Last edited by usually_quiet; 17th Oct 2012 at 18:51.
Wm has just discounted it's Magnovox's.
I bought 3 all the same model number ,because I did not think componet inputs were made available to the public, I ask Heartland America to write me a letter saying it was not a miss print. Im not sure what you mean or need in editing, these machines will delete titles, and they will pass through the video signal from any input to all the outputs , I've made 100s of beautiful SD copies from ATT uverses DVR to DVD 2 hours cost me 30 cents, Ive been building a home library all my life, and for 30 cents I can give copies to friends. I also have SVHS output on my HP PC graphics card,, so anything I see on my pc screen I can easily record to DVD , without trying to understand anyones software. I have 100s of hours on one of these Magnovox MRV660 the other 2 are backups. Good luck
It is not always a good idea,
a) implementing brand new technology that has not been grown for a while, to become solid work
b) makeing implementations without having or ignoring standards, or by design (as this is also a way to protect recording)

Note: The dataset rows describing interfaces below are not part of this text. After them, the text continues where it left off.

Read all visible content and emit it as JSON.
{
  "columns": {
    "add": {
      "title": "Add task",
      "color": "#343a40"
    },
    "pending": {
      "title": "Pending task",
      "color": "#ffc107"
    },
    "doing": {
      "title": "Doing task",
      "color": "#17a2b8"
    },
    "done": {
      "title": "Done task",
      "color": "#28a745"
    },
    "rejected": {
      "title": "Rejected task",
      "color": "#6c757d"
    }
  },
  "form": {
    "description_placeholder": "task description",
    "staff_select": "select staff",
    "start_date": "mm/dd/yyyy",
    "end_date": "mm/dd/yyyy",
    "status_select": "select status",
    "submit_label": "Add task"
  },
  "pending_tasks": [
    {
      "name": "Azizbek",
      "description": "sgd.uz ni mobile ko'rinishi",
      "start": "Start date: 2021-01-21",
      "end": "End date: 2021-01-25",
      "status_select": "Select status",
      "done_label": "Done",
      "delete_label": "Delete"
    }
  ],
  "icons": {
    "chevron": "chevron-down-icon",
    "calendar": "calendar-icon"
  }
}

If you see it from the european view, especially german for me, we have the ability to use Satellite and DVB-T Cards in PC´s, or unified DVB-S / -T or Cable boxes, working with every available cable SAT and Terrestrial Broadcast .If you need access to encypted digital sources, you buy the card reader with card that is compatible to CI or CI+. Cable is analog (SD only) and digital, DVB-T and DVB-S/S2 digital only, with SD MPEG2 and HD H264 on Free TV and Pay TV using CI / CI+ Standard regardless if you have cable or sat. Resulting in having the choice of a lot of TV sets and other eqipment with multi purpose tuners, that tune cable / DVB-S/S2 and DVB-T and both without and with encryption. 90% of the receiver eqipment for sale does have a slot for the card reader, newer support CI+.

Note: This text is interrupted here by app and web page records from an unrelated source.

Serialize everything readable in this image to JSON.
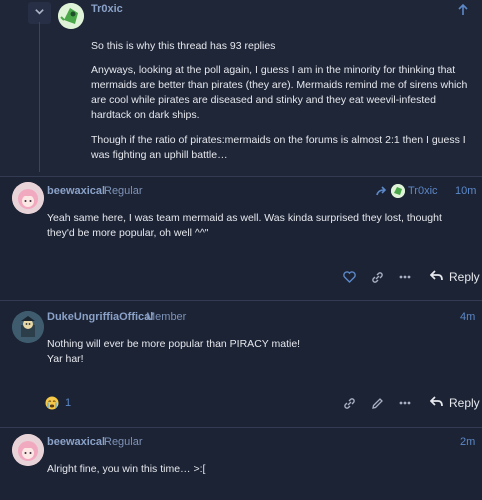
{
  "top_post": {
    "username": "Tr0xic",
    "paragraphs": [
      "So this is why this thread has 93 replies",
      "Anyways, looking at the poll again, I guess I am in the minority for thinking that mermaids are better than pirates (they are). Mermaids remind me of sirens which are cool while pirates are diseased and stinky and they eat weevil-infested hardtack on dark ships.",
      "Though if the ratio of pirates:mermaids on the forums is almost 2:1 then I guess I was fighting an uphill battle…"
    ]
  },
  "posts": [
    {
      "username": "beewaxical",
      "role": "Regular",
      "reply_to": "Tr0xic",
      "time": "10m",
      "text": "Yeah same here, I was team mermaid as well. Was kinda surprised they lost, thought they'd be more popular, oh well ^^\"",
      "reply_label": "Reply"
    },
    {
      "username": "DukeUngriffiaOffical",
      "role": "Member",
      "time": "4m",
      "text_lines": [
        "Nothing will ever be more popular than PIRACY matie!",
        "Yar har!"
      ],
      "reaction_count": "1",
      "reply_label": "Reply"
    },
    {
      "username": "beewaxical",
      "role": "Regular",
      "time": "2m",
      "text": "Alright fine, you win this time… >:["
    }
  ],
  "colors": {
    "background": "#1c2334",
    "accent": "#5c88c8",
    "username": "#8aa1c8"
  }
}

Europe was not a first implementer with colored tv, resulting in not copying the N(ever)T(he)S(ame)C(olor) system from US, instead developing and using the more robust PAL/Secam with better resolution (720x576).

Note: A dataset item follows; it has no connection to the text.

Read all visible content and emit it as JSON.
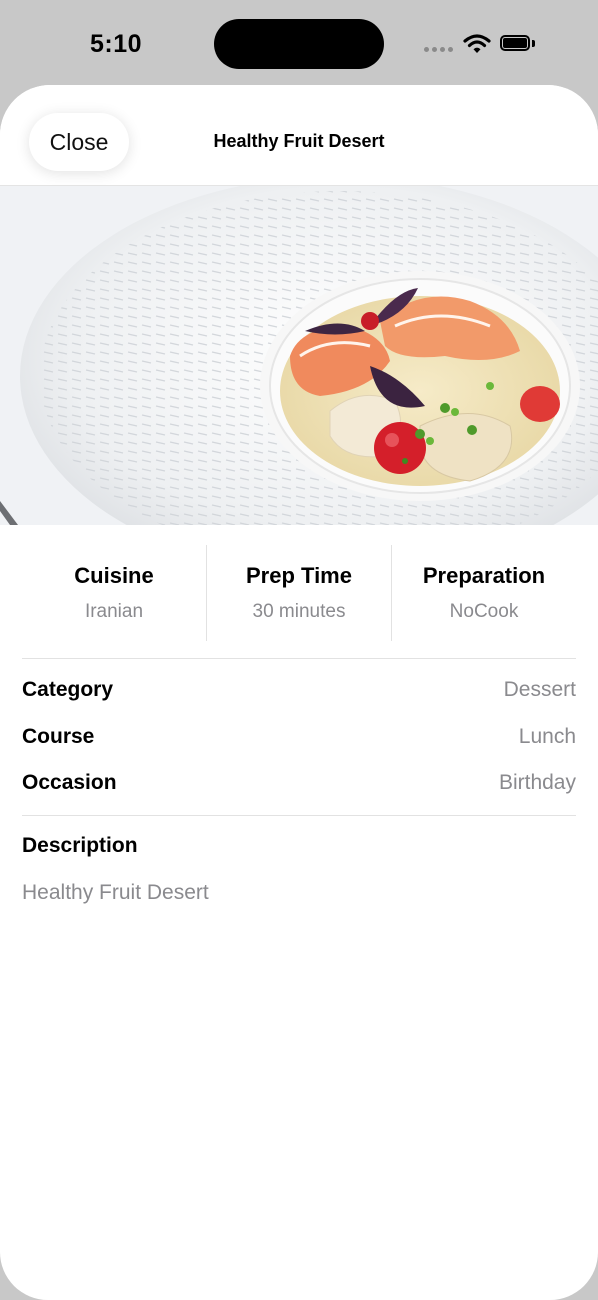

Despite from that, the availability of DVD / BD recorders is very limited now, most users shifted to boxes with recording ability few use PC´s with TV Cards. Expectcing Recorders to die.
The older non-HDD recorders are more limited. You cannot do "true" editing on archival-quality -R and +R discs: you can only do "virtual" editing, which merely hides the titles you choose to delete. They are still on the disc, wasting space, and they can sometimes re-appear as visible when the disc is played in another brand of DVD player. You can use the erasable RW discs to get more flexibility and "true" deletion of edited sections, but the discs are not archival for indefinite library storage and they cost more. And the RW discs cannot duplicate some of the more sophisticated editing features of an HDD.
OTOH, other than one or two very old models, none of the USA/Canada DVD/HDD recorders offered the component input/passthru feature. If you prioritize full 16:9 anamorphic cable/satellite recording over flexible editing features, you will prefer one of the old direct-to-DVD recorders with that feature, and give up the editing options. This can work well enough if you mostly record commercial-free movies and TV shows from premium cable/satellite channels, or if you don't mind archiving commercials along with the shows, or you just don't need to edit much. But DVD-only recorders can make life hell if you like to get more deeply involved with recording, like to archive a great many shows or movies, or just tend to get backed up on your viewing: in these cases, the DVD recorder with HDD is much more convenient, versatile and desirable.
For people who get their TV signal from an off-air antenna, and not cable or satellite, the Magnavox 533 DVD/HDD recorder is without question the best option in USA. There is no need for component inputs, because the internal tuner automatically generates 16:9 anamorphic recordings squeezed into the DVD 4:3 frame, just like commercial Hollywood DVDs that expand to true widescreen when played on a 16:9 television.
Last edited by orsetto; 14th Nov 2012 at 13:17.